Could you retype every record below exactly as it appears?

[Dataset entries]
★ ★ ★

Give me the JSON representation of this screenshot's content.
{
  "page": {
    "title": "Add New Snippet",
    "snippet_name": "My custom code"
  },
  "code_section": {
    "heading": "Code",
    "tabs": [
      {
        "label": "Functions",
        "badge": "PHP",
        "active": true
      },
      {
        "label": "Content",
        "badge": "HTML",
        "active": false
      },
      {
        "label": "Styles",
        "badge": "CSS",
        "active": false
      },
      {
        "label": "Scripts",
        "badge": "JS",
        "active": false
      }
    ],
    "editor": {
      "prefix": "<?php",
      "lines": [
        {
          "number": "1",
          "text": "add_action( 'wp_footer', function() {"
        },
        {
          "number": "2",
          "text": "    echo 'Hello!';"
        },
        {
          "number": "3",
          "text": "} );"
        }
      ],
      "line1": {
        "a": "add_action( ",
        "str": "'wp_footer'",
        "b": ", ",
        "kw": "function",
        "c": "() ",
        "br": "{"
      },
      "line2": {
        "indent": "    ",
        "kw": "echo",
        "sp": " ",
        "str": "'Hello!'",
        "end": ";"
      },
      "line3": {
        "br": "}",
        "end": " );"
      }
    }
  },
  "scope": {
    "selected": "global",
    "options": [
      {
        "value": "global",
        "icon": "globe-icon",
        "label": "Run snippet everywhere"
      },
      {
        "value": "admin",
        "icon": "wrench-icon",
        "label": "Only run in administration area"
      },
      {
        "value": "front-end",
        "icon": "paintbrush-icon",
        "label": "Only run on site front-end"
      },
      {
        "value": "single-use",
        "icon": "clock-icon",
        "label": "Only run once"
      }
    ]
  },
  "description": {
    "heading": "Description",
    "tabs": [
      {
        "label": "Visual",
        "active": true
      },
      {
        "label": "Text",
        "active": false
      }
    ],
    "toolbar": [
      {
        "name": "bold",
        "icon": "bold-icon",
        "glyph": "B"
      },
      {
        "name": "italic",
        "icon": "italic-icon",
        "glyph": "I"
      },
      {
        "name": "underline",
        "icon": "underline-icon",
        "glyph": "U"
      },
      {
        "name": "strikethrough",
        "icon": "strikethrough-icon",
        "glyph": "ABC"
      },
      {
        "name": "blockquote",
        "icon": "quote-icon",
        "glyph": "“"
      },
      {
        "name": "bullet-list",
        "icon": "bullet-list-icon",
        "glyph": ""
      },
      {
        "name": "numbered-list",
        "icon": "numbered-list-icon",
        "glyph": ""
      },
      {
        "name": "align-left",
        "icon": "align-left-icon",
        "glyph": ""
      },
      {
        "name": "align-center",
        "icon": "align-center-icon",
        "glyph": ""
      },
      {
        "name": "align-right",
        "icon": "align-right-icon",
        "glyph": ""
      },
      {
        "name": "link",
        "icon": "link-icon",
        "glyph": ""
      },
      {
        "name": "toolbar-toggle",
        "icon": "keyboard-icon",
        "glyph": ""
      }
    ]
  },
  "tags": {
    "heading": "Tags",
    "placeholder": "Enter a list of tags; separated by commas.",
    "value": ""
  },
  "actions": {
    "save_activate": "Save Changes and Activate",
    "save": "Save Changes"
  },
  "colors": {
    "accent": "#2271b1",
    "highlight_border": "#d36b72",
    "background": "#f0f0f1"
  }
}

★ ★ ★

### Answer to the problem
Give me the JSON representation of this screenshot's content.
{
  "page": {
    "title": "Add New Snippet",
    "snippet_name": "My custom code"
  },
  "code_section": {
    "heading": "Code",
    "tabs": [
      {
        "label": "Functions",
        "badge": "PHP",
        "active": true
      },
      {
        "label": "Content",
        "badge": "HTML",
        "active": false
      },
      {
        "label": "Styles",
        "badge": "CSS",
        "active": false
      },
      {
        "label": "Scripts",
        "badge": "JS",
        "active": false
      }
    ],
    "editor": {
      "prefix": "<?php",
      "lines": [
        {
          "number": "1",
          "text": "add_action( 'wp_footer', function() {"
        },
        {
          "number": "2",
          "text": "    echo 'Hello!';"
        },
        {
          "number": "3",
          "text": "} );"
        }
      ],
      "line1": {
        "a": "add_action( ",
        "str": "'wp_footer'",
        "b": ", ",
        "kw": "function",
        "c": "() ",
        "br": "{"
      },
      "line2": {
        "indent": "    ",
        "kw": "echo",
        "sp": " ",
        "str": "'Hello!'",
        "end": ";"
      },
      "line3": {
        "br": "}",
        "end": " );"
      }
    }
  },
  "scope": {
    "selected": "global",
    "options": [
      {
        "value": "global",
        "icon": "globe-icon",
        "label": "Run snippet everywhere"
      },
      {
        "value": "admin",
        "icon": "wrench-icon",
        "label": "Only run in administration area"
      },
      {
        "value": "front-end",
        "icon": "paintbrush-icon",
        "label": "Only run on site front-end"
      },
      {
        "value": "single-use",
        "icon": "clock-icon",
        "label": "Only run once"
      }
    ]
  },
  "description": {
    "heading": "Description",
    "tabs": [
      {
        "label": "Visual",
        "active": true
      },
      {
        "label": "Text",
        "active": false
      }
    ],
    "toolbar": [
      {
        "name": "bold",
        "icon": "bold-icon",
        "glyph": "B"
      },
      {
        "name": "italic",
        "icon": "italic-icon",
        "glyph": "I"
      },
      {
        "name": "underline",
        "icon": "underline-icon",
        "glyph": "U"
      },
      {
        "name": "strikethrough",
        "icon": "strikethrough-icon",
        "glyph": "ABC"
      },
      {
        "name": "blockquote",
        "icon": "quote-icon",
        "glyph": "“"
      },
      {
        "name": "bullet-list",
        "icon": "bullet-list-icon",
        "glyph": ""
      },
      {
        "name": "numbered-list",
        "icon": "numbered-list-icon",
        "glyph": ""
      },
      {
        "name": "align-left",
        "icon": "align-left-icon",
        "glyph": ""
      },
      {
        "name": "align-center",
        "icon": "align-center-icon",
        "glyph": ""
      },
      {
        "name": "align-right",
        "icon": "align-right-icon",
        "glyph": ""
      },
      {
        "name": "link",
        "icon": "link-icon",
        "glyph": ""
      },
      {
        "name": "toolbar-toggle",
        "icon": "keyboard-icon",
        "glyph": ""
      }
    ]
  },
  "tags": {
    "heading": "Tags",
    "placeholder": "Enter a list of tags; separated by commas.",
    "value": ""
  },
  "actions": {
    "save_activate": "Save Changes and Activate",
    "save": "Save Changes"
  },
  "colors": {
    "accent": "#2271b1",
    "highlight_border": "#d36b72",
    "background": "#f0f0f1"
  }
}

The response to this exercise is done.